Listed below are entries; give the number of lines among them that include "label", and only that number.

#### Items listed in a dataset
----------------
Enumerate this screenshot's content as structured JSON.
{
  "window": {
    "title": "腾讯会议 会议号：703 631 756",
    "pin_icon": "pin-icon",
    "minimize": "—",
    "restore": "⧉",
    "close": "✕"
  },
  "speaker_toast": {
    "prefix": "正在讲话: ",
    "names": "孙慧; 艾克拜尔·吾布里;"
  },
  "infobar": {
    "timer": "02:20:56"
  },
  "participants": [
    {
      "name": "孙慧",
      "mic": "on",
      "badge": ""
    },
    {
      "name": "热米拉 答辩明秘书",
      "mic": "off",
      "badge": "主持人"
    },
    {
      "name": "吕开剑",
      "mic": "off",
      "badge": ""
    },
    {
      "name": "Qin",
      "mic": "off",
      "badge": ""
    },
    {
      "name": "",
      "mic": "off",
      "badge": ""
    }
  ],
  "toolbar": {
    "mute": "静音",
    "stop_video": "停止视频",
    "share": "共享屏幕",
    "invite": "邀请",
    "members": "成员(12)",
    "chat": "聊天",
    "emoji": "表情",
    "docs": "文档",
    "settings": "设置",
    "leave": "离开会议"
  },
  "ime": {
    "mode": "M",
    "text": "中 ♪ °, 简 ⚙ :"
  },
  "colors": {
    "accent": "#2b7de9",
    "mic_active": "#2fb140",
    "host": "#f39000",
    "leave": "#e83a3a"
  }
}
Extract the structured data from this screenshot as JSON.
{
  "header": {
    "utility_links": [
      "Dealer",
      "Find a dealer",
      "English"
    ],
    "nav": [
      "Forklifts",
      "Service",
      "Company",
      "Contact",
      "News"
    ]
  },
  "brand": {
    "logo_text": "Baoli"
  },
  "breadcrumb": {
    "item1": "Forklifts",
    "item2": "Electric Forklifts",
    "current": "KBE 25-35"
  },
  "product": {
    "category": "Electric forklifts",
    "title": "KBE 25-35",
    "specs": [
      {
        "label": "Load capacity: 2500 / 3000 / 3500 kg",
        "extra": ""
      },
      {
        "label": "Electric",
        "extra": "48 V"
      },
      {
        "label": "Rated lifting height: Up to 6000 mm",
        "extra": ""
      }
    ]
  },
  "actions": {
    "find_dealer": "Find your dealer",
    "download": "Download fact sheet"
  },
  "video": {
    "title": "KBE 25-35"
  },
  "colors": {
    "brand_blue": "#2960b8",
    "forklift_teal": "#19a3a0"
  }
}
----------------
#### Solution
3